Agile Mind Educator Spotlight: Debra Williams from Bogalusa, LA

We are honored to share our latest Educator Spotlight with you, Debra Williams! Debra has taught 5th grade through college across multiple disciplines, and to diverse students, over her 34 year tenure in education. Her love of education started with her morning breakfasts as a child, as she listened to her parents, both educators, talk shop at the table. Early on, Debra knew her purpose would be to empower others to be their best.

Debra is starting her third year with Agile Mind’s Intensified Algebra I program, and we are excited to learn from her. Here is what she had to say:

What inspires you? What are you passionate about?

I feel refreshed every year as I meet new students! Looking into the eyes of my students, and even my colleagues I work with every day, there is a sense of excitement for the year ahead. 

I know teachers make a difference.  It may not be a huge difference for the world, but it’s a huge difference for that kid, and that’s what I try to remember every day when they walk in the door. 

The leaders at my school believe in us and push us to be better. They inspire me to find better ways to deliver instruction.

“Teaching makes me feel alive, and so I want to keep pushing to be more effective.“

How does Agile Mind support your work?

I saw the value of Social Emotional Learning before I began with Agile Mind, thinking about students’ multiple intelligences and recognizing who was gifted where, so that I could tap into it. Intensified Algebra Incorporates a lot of those ideas – it made me an expert in what I always knew was the essence of education.

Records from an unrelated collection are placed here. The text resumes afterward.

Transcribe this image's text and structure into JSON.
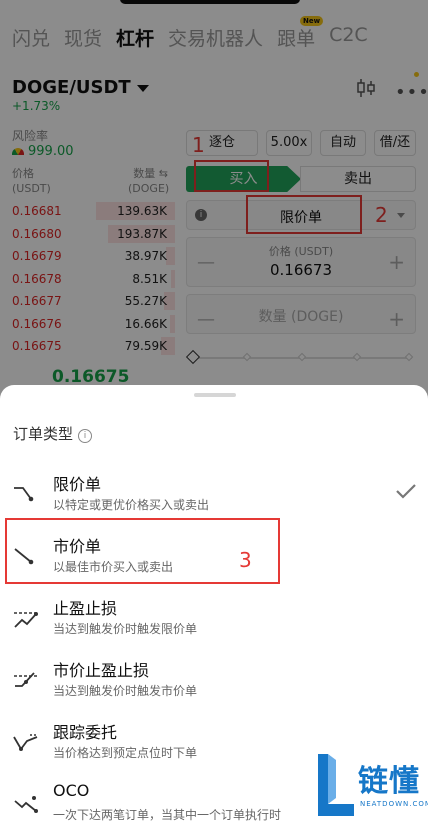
{
  "top_tabs": [
    "闪兑",
    "现货",
    "杠杆",
    "交易机器人",
    "跟单",
    "C2C"
  ],
  "new_badge": "New",
  "pair": "DOGE/USDT",
  "change": "+1.73%",
  "risk": {
    "label": "风险率",
    "value": "999.00"
  },
  "orderbook": {
    "price_header": "价格\n(USDT)",
    "qty_header": "数量 ⇆\n(DOGE)",
    "rows": [
      {
        "price": "0.16681",
        "qty": "139.63K",
        "depth": 0.45
      },
      {
        "price": "0.16680",
        "qty": "193.87K",
        "depth": 0.38
      },
      {
        "price": "0.16679",
        "qty": "38.97K",
        "depth": 0.05
      },
      {
        "price": "0.16678",
        "qty": "8.51K",
        "depth": 0.02
      },
      {
        "price": "0.16677",
        "qty": "55.27K",
        "depth": 0.06
      },
      {
        "price": "0.16676",
        "qty": "16.66K",
        "depth": 0.03
      },
      {
        "price": "0.16675",
        "qty": "79.59K",
        "depth": 0.08
      }
    ],
    "last_price": "0.16675"
  },
  "options": {
    "margin_mode": "逐仓",
    "leverage": "5.00x",
    "auto": "自动",
    "borrow": "借/还"
  },
  "side": {
    "buy": "买入",
    "sell": "卖出"
  },
  "order_type_selected": "限价单",
  "price_field": {
    "label": "价格 (USDT)",
    "value": "0.16673"
  },
  "qty_field": {
    "placeholder": "数量 (DOGE)"
  },
  "annotations": [
    "1",
    "2",
    "3"
  ],
  "sheet": {
    "title": "订单类型",
    "items": [
      {
        "name": "限价单",
        "desc": "以特定或更优价格买入或卖出",
        "icon": "limit-order-icon",
        "checked": true
      },
      {
        "name": "市价单",
        "desc": "以最佳市价买入或卖出",
        "icon": "market-order-icon",
        "checked": false
      },
      {
        "name": "止盈止损",
        "desc": "当达到触发价时触发限价单",
        "icon": "tp-sl-icon",
        "checked": false
      },
      {
        "name": "市价止盈止损",
        "desc": "当达到触发价时触发市价单",
        "icon": "market-tp-sl-icon",
        "checked": false
      },
      {
        "name": "跟踪委托",
        "desc": "当价格达到预定点位时下单",
        "icon": "trailing-order-icon",
        "checked": false
      },
      {
        "name": "OCO",
        "desc": "一次下达两笔订单，当其中一个订单执行时",
        "icon": "oco-icon",
        "checked": false
      }
    ]
  },
  "watermark": {
    "cn": "链懂",
    "en": "NEATDOWN.COM"
  },
  "colors": {
    "buy": "#22a55b",
    "sell": "#dc2626",
    "annotation": "#e53935",
    "brand": "#1677c8"
  }
}
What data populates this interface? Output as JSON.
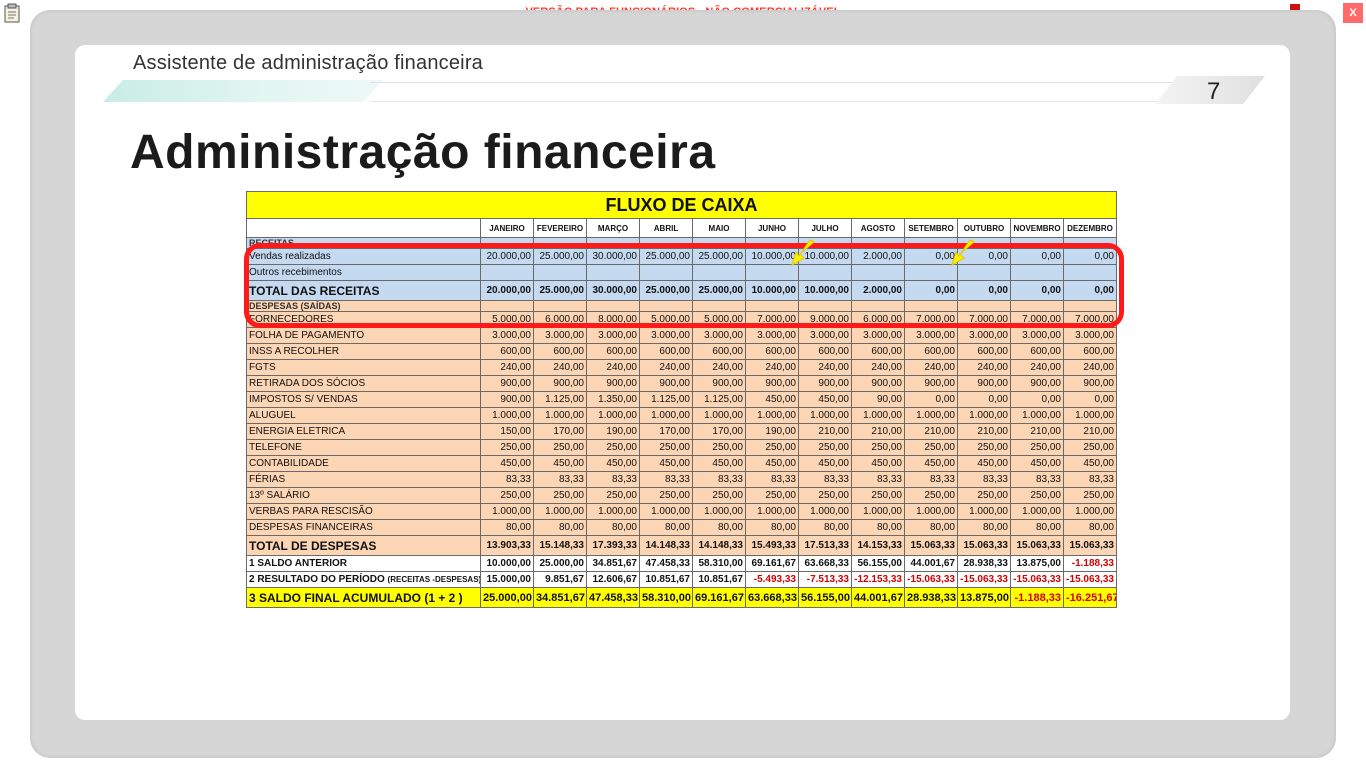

I hate it when I hear, “students don’t want to learn”. That’s not true – learning is power, and validates students’ existence. It’s just that they don’t know how to learn. As teachers, it’s our job as the leaders and authority in the classroom, to make sure they learn, and Agile Mind provides tools to help take us there.

Agile Mind is kind of like my “Wal-Mart”. Everything I need is there, you know, and sometimes I find new items that I didn’t discover the previous year. I feel empowered to open up the Advice for Instruction and to look at the lessons and see the motion of what is going to happen, and take the lead in it.

“ Agile Mind isn’t structured in a way that I feel confined, but structured in a way that makes me feel safe to put my own flavor in it.”

What advice would you give to other Agile Mind educators?

I work to empower my students. Here are some of the strategies I use to make sure students see a question and don’t feel depleted, but feel like they know what to do – that they have a strategy:

  • Look at the group of lessons that you are planning to teach for that week, and I review the Goals & Objectives and each question in the Student Activity Book to highlight action words. I anticipate struggles my students might have, and then develop models for presenting concepts and skills in ways that build students’ confidence that they can do the task!
  • Pull in other little resources to get my students hyped for the lesson. Like, I might pull in a quick YouTube video to bring a situation to life, have students act out a scenario, or bring in another example.
  • Use the embedded metacognitive tools and problem-solving routines to set students up for success.

I see myself back in my first year. I was thinking about Agile Mind and how to unwrap it, how to develop it in a way that students can learn from it. I recommend that new Agile Mind teachers take on the mindset that Agile Mind has done the research, and it has been proven effective over the years. You have to trust the process, even if you don’t quite see where you fit or how to make it happen at first. Don’t push it to the side and think “I’ll get to it later”, but unwrap it right away and you’ll become a more effective agent of the available tools and resources.

Debra, we thank you so much for the work you are doing with students, and for taking the time to share your thoughts with other Agile Mind educators. Your comments made us reflect on the ways education makes us feel alive, and how we can use that energy to continue to learn and grow. Thank you!

With gratitude,

Abby & the Professional Services Team